Aim of the task
Within the listing below, please show every line carrying the string "name".

Provided records
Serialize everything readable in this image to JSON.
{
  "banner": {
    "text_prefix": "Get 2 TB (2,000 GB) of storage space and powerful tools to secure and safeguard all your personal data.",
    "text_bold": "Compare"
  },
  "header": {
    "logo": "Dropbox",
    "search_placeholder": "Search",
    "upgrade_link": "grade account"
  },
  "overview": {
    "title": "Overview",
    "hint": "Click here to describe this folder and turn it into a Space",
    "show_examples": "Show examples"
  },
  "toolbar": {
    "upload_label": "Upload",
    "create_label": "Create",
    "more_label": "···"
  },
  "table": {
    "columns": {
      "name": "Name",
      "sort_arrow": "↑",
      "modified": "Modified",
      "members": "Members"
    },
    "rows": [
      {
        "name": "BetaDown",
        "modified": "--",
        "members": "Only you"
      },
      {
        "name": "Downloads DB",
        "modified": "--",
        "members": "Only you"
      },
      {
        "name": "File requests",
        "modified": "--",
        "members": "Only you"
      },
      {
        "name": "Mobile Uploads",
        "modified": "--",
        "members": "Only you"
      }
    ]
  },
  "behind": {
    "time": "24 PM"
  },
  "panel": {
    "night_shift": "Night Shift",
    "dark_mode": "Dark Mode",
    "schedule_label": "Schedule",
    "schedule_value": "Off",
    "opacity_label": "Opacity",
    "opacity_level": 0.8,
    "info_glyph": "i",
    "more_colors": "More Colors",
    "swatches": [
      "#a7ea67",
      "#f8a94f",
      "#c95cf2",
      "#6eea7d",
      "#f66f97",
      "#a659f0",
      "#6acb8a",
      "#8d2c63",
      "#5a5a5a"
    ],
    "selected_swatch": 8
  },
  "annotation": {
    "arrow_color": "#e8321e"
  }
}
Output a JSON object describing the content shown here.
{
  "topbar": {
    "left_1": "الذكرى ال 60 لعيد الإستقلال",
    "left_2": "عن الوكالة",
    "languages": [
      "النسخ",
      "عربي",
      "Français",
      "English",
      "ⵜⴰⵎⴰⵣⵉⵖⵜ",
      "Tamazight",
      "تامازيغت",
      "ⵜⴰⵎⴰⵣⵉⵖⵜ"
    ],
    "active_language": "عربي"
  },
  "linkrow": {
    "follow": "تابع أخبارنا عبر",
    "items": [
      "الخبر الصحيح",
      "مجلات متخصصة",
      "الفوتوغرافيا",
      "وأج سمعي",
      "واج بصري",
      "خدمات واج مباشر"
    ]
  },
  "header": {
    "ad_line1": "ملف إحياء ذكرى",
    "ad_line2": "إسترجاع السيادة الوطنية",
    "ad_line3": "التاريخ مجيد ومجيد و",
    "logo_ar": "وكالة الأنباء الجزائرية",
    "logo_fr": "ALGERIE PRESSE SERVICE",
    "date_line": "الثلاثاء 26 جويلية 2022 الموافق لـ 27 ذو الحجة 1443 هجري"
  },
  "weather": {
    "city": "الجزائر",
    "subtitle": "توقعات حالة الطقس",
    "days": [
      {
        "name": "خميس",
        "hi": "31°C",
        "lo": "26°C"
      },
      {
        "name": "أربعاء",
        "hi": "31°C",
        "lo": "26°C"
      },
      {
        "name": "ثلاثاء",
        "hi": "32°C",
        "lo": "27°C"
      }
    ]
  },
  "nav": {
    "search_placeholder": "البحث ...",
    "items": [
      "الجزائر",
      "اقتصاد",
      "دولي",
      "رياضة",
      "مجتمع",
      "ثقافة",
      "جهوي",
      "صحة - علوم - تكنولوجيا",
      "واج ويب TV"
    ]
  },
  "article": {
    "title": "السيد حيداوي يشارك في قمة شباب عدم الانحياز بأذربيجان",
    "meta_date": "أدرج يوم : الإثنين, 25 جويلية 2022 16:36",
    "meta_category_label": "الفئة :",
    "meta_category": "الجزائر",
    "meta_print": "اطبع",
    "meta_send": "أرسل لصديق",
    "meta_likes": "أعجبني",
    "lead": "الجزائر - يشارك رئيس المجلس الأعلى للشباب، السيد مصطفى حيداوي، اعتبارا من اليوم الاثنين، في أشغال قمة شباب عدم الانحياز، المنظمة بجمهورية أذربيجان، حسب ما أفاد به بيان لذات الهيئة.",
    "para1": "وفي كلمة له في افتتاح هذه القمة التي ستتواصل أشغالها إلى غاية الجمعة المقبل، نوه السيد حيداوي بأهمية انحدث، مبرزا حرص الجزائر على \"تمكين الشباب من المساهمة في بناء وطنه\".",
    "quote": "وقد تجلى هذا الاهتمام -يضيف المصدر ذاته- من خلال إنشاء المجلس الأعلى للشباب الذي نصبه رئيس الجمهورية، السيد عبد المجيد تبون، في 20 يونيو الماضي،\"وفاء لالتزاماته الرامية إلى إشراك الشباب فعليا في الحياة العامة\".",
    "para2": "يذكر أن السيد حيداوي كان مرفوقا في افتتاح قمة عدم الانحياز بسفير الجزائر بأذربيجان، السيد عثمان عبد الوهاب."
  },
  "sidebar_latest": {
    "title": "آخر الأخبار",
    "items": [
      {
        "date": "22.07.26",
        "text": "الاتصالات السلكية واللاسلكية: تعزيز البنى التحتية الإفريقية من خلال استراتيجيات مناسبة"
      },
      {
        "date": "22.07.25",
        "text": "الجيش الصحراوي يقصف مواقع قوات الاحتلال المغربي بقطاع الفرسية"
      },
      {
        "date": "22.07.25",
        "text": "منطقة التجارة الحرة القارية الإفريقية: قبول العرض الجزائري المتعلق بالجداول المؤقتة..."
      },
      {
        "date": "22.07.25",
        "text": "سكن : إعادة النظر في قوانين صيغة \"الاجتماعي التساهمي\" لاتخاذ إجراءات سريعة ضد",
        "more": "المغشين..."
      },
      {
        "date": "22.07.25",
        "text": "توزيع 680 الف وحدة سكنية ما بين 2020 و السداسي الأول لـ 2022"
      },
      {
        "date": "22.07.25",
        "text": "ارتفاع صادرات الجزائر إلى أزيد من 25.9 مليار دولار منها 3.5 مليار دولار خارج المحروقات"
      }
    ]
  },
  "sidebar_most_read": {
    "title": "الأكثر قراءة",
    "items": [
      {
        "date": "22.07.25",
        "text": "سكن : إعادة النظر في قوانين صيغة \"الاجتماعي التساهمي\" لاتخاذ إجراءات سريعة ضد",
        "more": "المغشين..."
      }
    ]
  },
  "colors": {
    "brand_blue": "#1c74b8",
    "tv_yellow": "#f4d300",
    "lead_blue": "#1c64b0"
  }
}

Answer to this problem
      "name": "Name",
        "name": "BetaDown",
        "name": "Downloads DB",
        "name": "File requests",
        "name": "Mobile Uploads",
        "name": "خميس",
        "name": "أربعاء",
        "name": "ثلاثاء",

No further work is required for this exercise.